DATASET RECORDS Start Marker
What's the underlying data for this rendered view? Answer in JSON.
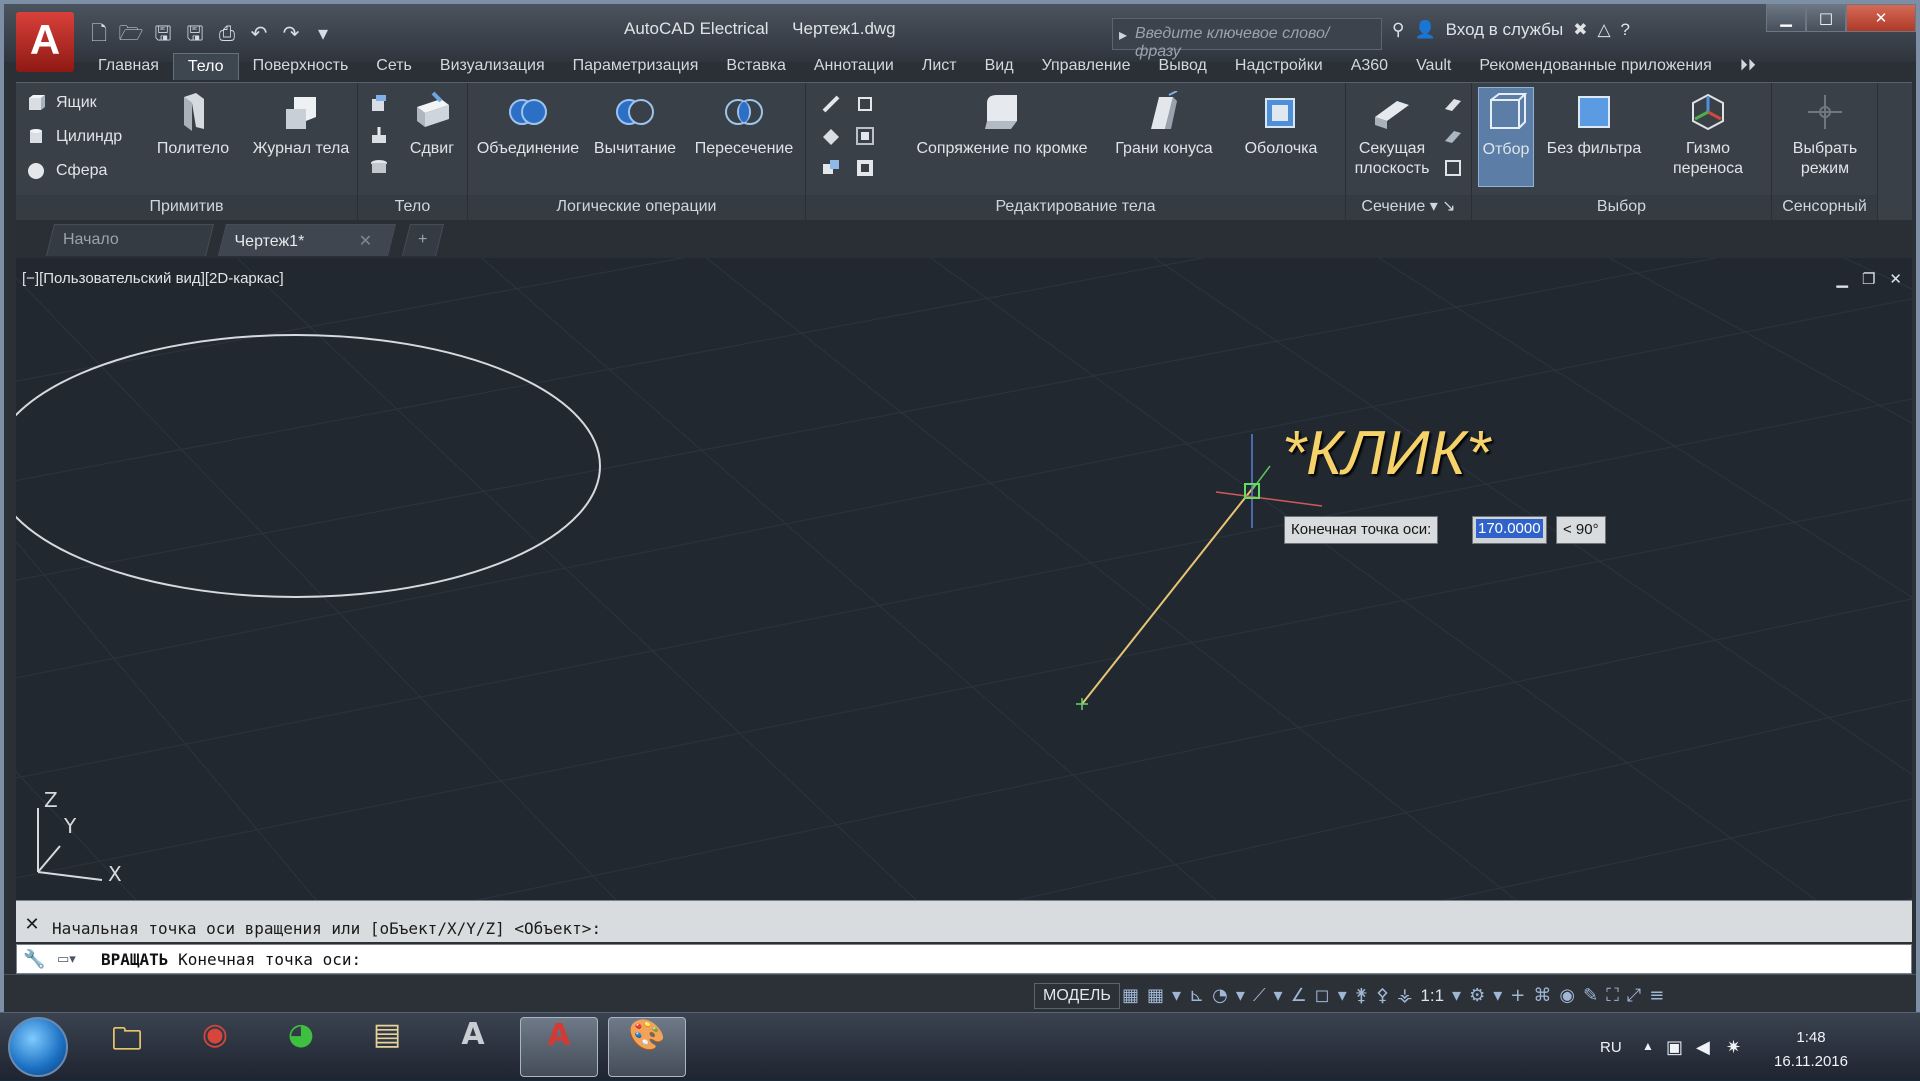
{
  "window": {
    "app_logo": "A",
    "title": "AutoCAD Electrical     Чертеж1.dwg",
    "search_placeholder": "Введите ключевое слово/фразу",
    "signin": "Вход в службы",
    "minimize": "▁",
    "maximize": "□",
    "close": "✕"
  },
  "menu": [
    "Главная",
    "Тело",
    "Поверхность",
    "Сеть",
    "Визуализация",
    "Параметризация",
    "Вставка",
    "Аннотации",
    "Лист",
    "Вид",
    "Управление",
    "Вывод",
    "Надстройки",
    "A360",
    "Vault",
    "Рекомендованные приложения"
  ],
  "menu_active": "Тело",
  "ribbon": {
    "primitives": {
      "label": "Примитив",
      "box": "Ящик",
      "cylinder": "Цилиндр",
      "sphere": "Сфера",
      "polysolid": "Полите­ло",
      "history": "Журнал тела"
    },
    "solid": {
      "label": "Тело",
      "extrude": "Сдвиг"
    },
    "boolean": {
      "label": "Логические операции",
      "union": "Объединение",
      "subtract": "Вычитание",
      "intersect": "Пересечение"
    },
    "edit": {
      "label": "Редактирование тела",
      "fillet": "Сопряжение по кромке",
      "taper": "Грани конуса",
      "shell": "Оболочка"
    },
    "section": {
      "label": "Сечение",
      "plane": "Секущая",
      "plane2": "плоскость"
    },
    "selection": {
      "label": "Выбор",
      "culling": "Отбор",
      "nofilter": "Без фильтра",
      "gizmo": "Гизмо",
      "gizmo2": "переноса"
    },
    "touch": {
      "label": "Сенсорный",
      "mode": "Выбрать",
      "mode2": "режим"
    }
  },
  "tabs": {
    "start": "Начало",
    "drawing": "Чертеж1*",
    "add": "+"
  },
  "viewport": {
    "label": "[−][Пользовательский вид][2D-каркас]",
    "annotation": "*КЛИК*",
    "tooltip_label": "Конечная точка оси:",
    "tooltip_value": "170.0000",
    "tooltip_angle": "< 90°",
    "ucs_x": "X",
    "ucs_y": "Y",
    "ucs_z": "Z"
  },
  "command": {
    "history": "Начальная точка оси вращения или [oБъект/X/Y/Z] <Объект>:",
    "command_name": "ВРАЩАТЬ",
    "prompt": "Конечная точка оси:"
  },
  "status": {
    "model": "МОДЕЛЬ",
    "scale": "1:1"
  },
  "taskbar": {
    "lang": "RU",
    "time": "1:48",
    "date": "16.11.2016"
  },
  "colors": {
    "accent_select": "#2f63c9",
    "axis_line": "#e8c574",
    "annotation": "#f5d26a"
  }
}
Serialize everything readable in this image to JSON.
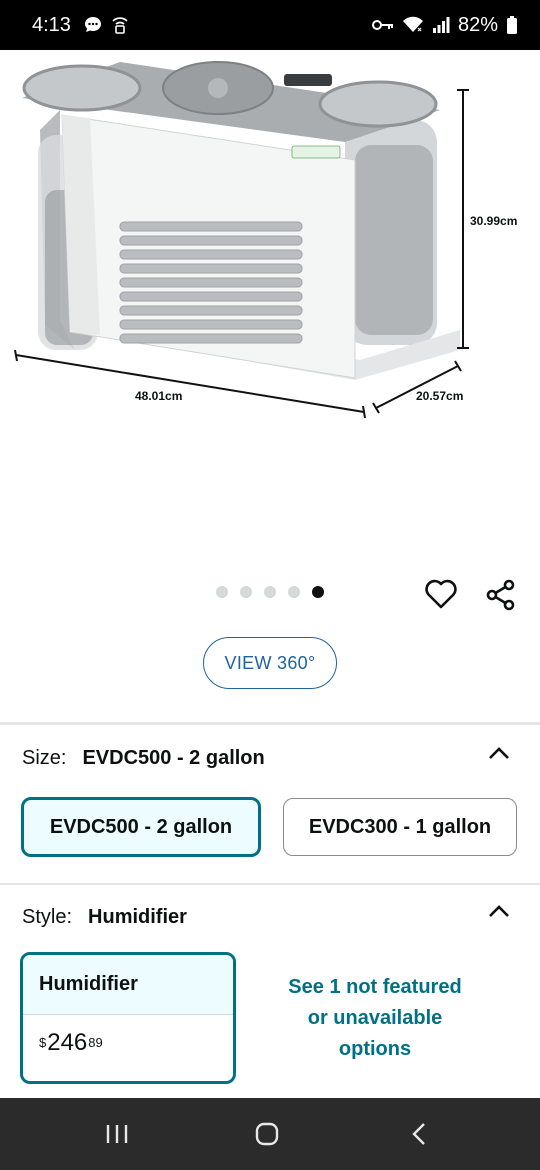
{
  "status_bar": {
    "time": "4:13",
    "battery": "82%",
    "left_icons": [
      "chat-bubble-icon",
      "lock-wifi-icon"
    ],
    "right_icons": [
      "key-icon",
      "wifi-icon",
      "signal-icon",
      "battery-icon"
    ]
  },
  "product_image": {
    "dimensions": {
      "height": "30.99cm",
      "width": "48.01cm",
      "depth": "20.57cm"
    },
    "carousel_count": 5,
    "carousel_active_index": 4
  },
  "actions": {
    "view360_label": "VIEW 360°"
  },
  "size": {
    "label": "Size:",
    "value": "EVDC500 - 2 gallon",
    "options": [
      "EVDC500 - 2 gallon",
      "EVDC300 - 1 gallon"
    ]
  },
  "style": {
    "label": "Style:",
    "value": "Humidifier",
    "card": {
      "title": "Humidifier",
      "price_symbol": "$",
      "price_whole": "246",
      "price_fraction": "89"
    },
    "see_more_lines": [
      "See 1 not featured",
      "or unavailable",
      "options"
    ]
  },
  "colors": {
    "accent_teal": "#007185",
    "link_blue": "#2162a1",
    "selected_bg": "#edfdff"
  }
}
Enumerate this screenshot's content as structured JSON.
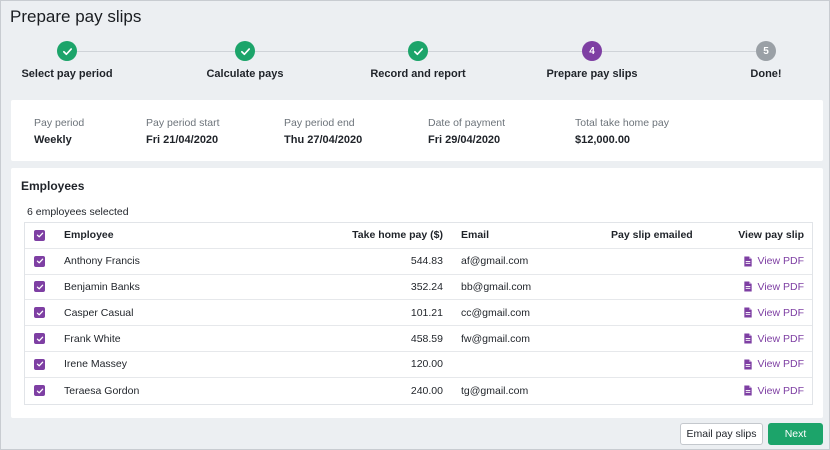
{
  "page": {
    "title": "Prepare pay slips"
  },
  "stepper": {
    "steps": [
      {
        "label": "Select pay period",
        "state": "done",
        "number": ""
      },
      {
        "label": "Calculate pays",
        "state": "done",
        "number": ""
      },
      {
        "label": "Record and report",
        "state": "done",
        "number": ""
      },
      {
        "label": "Prepare pay slips",
        "state": "current",
        "number": "4"
      },
      {
        "label": "Done!",
        "state": "todo",
        "number": "5"
      }
    ]
  },
  "summary": {
    "pay_period": {
      "label": "Pay period",
      "value": "Weekly"
    },
    "period_start": {
      "label": "Pay period start",
      "value": "Fri 21/04/2020"
    },
    "period_end": {
      "label": "Pay period end",
      "value": "Thu 27/04/2020"
    },
    "payment_date": {
      "label": "Date of payment",
      "value": "Fri 29/04/2020"
    },
    "total": {
      "label": "Total take home pay",
      "value": "$12,000.00"
    }
  },
  "employees": {
    "title": "Employees",
    "selected_text": "6 employees selected",
    "columns": {
      "employee": "Employee",
      "take_home": "Take home pay ($)",
      "email": "Email",
      "emailed": "Pay slip emailed",
      "view": "View pay slip"
    },
    "view_label": "View PDF",
    "rows": [
      {
        "name": "Anthony Francis",
        "pay": "544.83",
        "email": "af@gmail.com",
        "emailed": ""
      },
      {
        "name": "Benjamin Banks",
        "pay": "352.24",
        "email": "bb@gmail.com",
        "emailed": ""
      },
      {
        "name": "Casper Casual",
        "pay": "101.21",
        "email": "cc@gmail.com",
        "emailed": ""
      },
      {
        "name": "Frank White",
        "pay": "458.59",
        "email": "fw@gmail.com",
        "emailed": ""
      },
      {
        "name": "Irene Massey",
        "pay": "120.00",
        "email": "",
        "emailed": ""
      },
      {
        "name": "Teraesa Gordon",
        "pay": "240.00",
        "email": "tg@gmail.com",
        "emailed": ""
      }
    ]
  },
  "footer": {
    "email_button": "Email pay slips",
    "next_button": "Next"
  },
  "colors": {
    "done": "#1ca46a",
    "current": "#7e3fa3",
    "todo": "#9aa0a6",
    "accent": "#7e3fa3"
  },
  "icons": {
    "step_done": "check-icon",
    "checkbox": "check-icon",
    "view": "pdf-document-icon"
  }
}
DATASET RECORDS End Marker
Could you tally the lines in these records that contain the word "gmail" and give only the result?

5